Work order:
The data below is to be copied exactly, line by line.

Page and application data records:
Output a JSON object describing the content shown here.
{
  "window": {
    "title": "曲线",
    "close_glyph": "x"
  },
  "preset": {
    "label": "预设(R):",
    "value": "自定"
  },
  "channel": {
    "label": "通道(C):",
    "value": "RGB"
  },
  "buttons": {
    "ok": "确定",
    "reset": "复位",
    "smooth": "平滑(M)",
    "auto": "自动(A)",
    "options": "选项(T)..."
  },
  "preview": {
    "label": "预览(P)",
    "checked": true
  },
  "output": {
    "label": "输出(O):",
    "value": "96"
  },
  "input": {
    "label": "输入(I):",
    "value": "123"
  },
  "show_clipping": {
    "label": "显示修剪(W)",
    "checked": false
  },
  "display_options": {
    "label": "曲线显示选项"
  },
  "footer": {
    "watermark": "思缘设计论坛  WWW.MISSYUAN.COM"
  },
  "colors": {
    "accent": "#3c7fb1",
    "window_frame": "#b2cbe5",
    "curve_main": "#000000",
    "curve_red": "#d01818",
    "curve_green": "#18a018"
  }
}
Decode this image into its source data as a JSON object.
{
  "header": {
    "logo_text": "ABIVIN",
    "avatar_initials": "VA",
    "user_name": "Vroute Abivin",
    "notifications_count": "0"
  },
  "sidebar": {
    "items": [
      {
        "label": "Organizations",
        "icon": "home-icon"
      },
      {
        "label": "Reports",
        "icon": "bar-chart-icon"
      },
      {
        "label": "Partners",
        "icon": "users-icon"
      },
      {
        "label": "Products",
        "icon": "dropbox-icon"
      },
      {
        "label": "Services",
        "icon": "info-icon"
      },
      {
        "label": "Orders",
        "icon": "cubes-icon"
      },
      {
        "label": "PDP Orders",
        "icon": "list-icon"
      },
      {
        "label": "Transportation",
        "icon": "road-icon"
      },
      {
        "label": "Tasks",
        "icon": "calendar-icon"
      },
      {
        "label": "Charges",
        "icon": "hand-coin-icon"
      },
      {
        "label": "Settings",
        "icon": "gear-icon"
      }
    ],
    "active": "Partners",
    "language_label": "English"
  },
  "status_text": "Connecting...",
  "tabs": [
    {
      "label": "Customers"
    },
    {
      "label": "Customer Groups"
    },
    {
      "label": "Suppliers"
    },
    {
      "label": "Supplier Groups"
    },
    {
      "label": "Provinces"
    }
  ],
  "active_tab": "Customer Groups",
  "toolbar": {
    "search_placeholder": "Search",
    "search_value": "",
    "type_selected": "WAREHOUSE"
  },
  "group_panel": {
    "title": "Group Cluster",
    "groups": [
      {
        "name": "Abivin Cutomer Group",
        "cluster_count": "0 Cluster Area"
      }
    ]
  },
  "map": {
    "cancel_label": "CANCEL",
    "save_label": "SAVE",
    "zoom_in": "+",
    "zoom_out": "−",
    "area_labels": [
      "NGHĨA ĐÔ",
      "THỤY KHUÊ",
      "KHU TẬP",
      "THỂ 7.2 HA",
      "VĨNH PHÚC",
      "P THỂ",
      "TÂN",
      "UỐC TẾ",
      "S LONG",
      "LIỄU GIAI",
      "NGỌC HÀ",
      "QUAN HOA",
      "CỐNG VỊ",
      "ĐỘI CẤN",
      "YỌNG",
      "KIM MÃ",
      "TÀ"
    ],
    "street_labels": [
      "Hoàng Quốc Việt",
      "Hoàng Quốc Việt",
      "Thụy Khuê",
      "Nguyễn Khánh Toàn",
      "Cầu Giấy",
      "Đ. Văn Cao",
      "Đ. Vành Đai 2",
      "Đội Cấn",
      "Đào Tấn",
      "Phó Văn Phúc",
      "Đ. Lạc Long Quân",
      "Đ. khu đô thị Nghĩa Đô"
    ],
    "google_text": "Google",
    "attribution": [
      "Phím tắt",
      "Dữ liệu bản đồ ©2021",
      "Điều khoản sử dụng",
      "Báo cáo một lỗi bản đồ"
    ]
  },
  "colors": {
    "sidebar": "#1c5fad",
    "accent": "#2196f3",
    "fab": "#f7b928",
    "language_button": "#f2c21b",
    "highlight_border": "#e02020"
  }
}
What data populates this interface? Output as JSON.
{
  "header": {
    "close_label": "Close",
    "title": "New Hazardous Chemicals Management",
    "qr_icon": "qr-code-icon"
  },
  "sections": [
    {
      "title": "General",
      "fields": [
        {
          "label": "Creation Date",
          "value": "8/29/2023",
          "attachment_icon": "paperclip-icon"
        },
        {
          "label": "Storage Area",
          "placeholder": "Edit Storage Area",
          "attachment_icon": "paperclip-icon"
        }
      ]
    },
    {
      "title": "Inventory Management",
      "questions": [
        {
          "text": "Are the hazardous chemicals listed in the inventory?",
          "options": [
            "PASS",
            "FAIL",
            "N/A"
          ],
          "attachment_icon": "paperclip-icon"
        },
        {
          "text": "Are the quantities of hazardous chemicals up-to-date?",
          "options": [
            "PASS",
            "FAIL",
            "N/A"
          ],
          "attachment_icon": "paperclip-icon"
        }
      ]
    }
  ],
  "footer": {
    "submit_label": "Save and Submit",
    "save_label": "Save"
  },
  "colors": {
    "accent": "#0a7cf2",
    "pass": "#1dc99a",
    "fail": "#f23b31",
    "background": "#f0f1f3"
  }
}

Written solution:
Output a JSON object describing the content shown here.
{
  "window": {
    "title": "曲线",
    "close_glyph": "x"
  },
  "preset": {
    "label": "预设(R):",
    "value": "自定"
  },
  "channel": {
    "label": "通道(C):",
    "value": "RGB"
  },
  "buttons": {
    "ok": "确定",
    "reset": "复位",
    "smooth": "平滑(M)",
    "auto": "自动(A)",
    "options": "选项(T)..."
  },
  "preview": {
    "label": "预览(P)",
    "checked": true
  },
  "output": {
    "label": "输出(O):",
    "value": "96"
  },
  "input": {
    "label": "输入(I):",
    "value": "123"
  },
  "show_clipping": {
    "label": "显示修剪(W)",
    "checked": false
  },
  "display_options": {
    "label": "曲线显示选项"
  },
  "footer": {
    "watermark": "思缘设计论坛  WWW.MISSYUAN.COM"
  },
  "colors": {
    "accent": "#3c7fb1",
    "window_frame": "#b2cbe5",
    "curve_main": "#000000",
    "curve_red": "#d01818",
    "curve_green": "#18a018"
  }
}
Decode this image into its source data as a JSON object.
{
  "header": {
    "logo_text": "ABIVIN",
    "avatar_initials": "VA",
    "user_name": "Vroute Abivin",
    "notifications_count": "0"
  },
  "sidebar": {
    "items": [
      {
        "label": "Organizations",
        "icon": "home-icon"
      },
      {
        "label": "Reports",
        "icon": "bar-chart-icon"
      },
      {
        "label": "Partners",
        "icon": "users-icon"
      },
      {
        "label": "Products",
        "icon": "dropbox-icon"
      },
      {
        "label": "Services",
        "icon": "info-icon"
      },
      {
        "label": "Orders",
        "icon": "cubes-icon"
      },
      {
        "label": "PDP Orders",
        "icon": "list-icon"
      },
      {
        "label": "Transportation",
        "icon": "road-icon"
      },
      {
        "label": "Tasks",
        "icon": "calendar-icon"
      },
      {
        "label": "Charges",
        "icon": "hand-coin-icon"
      },
      {
        "label": "Settings",
        "icon": "gear-icon"
      }
    ],
    "active": "Partners",
    "language_label": "English"
  },
  "status_text": "Connecting...",
  "tabs": [
    {
      "label": "Customers"
    },
    {
      "label": "Customer Groups"
    },
    {
      "label": "Suppliers"
    },
    {
      "label": "Supplier Groups"
    },
    {
      "label": "Provinces"
    }
  ],
  "active_tab": "Customer Groups",
  "toolbar": {
    "search_placeholder": "Search",
    "search_value": "",
    "type_selected": "WAREHOUSE"
  },
  "group_panel": {
    "title": "Group Cluster",
    "groups": [
      {
        "name": "Abivin Cutomer Group",
        "cluster_count": "0 Cluster Area"
      }
    ]
  },
  "map": {
    "cancel_label": "CANCEL",
    "save_label": "SAVE",
    "zoom_in": "+",
    "zoom_out": "−",
    "area_labels": [
      "NGHĨA ĐÔ",
      "THỤY KHUÊ",
      "KHU TẬP",
      "THỂ 7.2 HA",
      "VĨNH PHÚC",
      "P THỂ",
      "TÂN",
      "UỐC TẾ",
      "S LONG",
      "LIỄU GIAI",
      "NGỌC HÀ",
      "QUAN HOA",
      "CỐNG VỊ",
      "ĐỘI CẤN",
      "YỌNG",
      "KIM MÃ",
      "TÀ"
    ],
    "street_labels": [
      "Hoàng Quốc Việt",
      "Hoàng Quốc Việt",
      "Thụy Khuê",
      "Nguyễn Khánh Toàn",
      "Cầu Giấy",
      "Đ. Văn Cao",
      "Đ. Vành Đai 2",
      "Đội Cấn",
      "Đào Tấn",
      "Phó Văn Phúc",
      "Đ. Lạc Long Quân",
      "Đ. khu đô thị Nghĩa Đô"
    ],
    "google_text": "Google",
    "attribution": [
      "Phím tắt",
      "Dữ liệu bản đồ ©2021",
      "Điều khoản sử dụng",
      "Báo cáo một lỗi bản đồ"
    ]
  },
  "colors": {
    "sidebar": "#1c5fad",
    "accent": "#2196f3",
    "fab": "#f7b928",
    "language_button": "#f2c21b",
    "highlight_border": "#e02020"
  }
}
What data populates this interface? Output as JSON.
{
  "header": {
    "close_label": "Close",
    "title": "New Hazardous Chemicals Management",
    "qr_icon": "qr-code-icon"
  },
  "sections": [
    {
      "title": "General",
      "fields": [
        {
          "label": "Creation Date",
          "value": "8/29/2023",
          "attachment_icon": "paperclip-icon"
        },
        {
          "label": "Storage Area",
          "placeholder": "Edit Storage Area",
          "attachment_icon": "paperclip-icon"
        }
      ]
    },
    {
      "title": "Inventory Management",
      "questions": [
        {
          "text": "Are the hazardous chemicals listed in the inventory?",
          "options": [
            "PASS",
            "FAIL",
            "N/A"
          ],
          "attachment_icon": "paperclip-icon"
        },
        {
          "text": "Are the quantities of hazardous chemicals up-to-date?",
          "options": [
            "PASS",
            "FAIL",
            "N/A"
          ],
          "attachment_icon": "paperclip-icon"
        }
      ]
    }
  ],
  "footer": {
    "submit_label": "Save and Submit",
    "save_label": "Save"
  },
  "colors": {
    "accent": "#0a7cf2",
    "pass": "#1dc99a",
    "fail": "#f23b31",
    "background": "#f0f1f3"
  }
}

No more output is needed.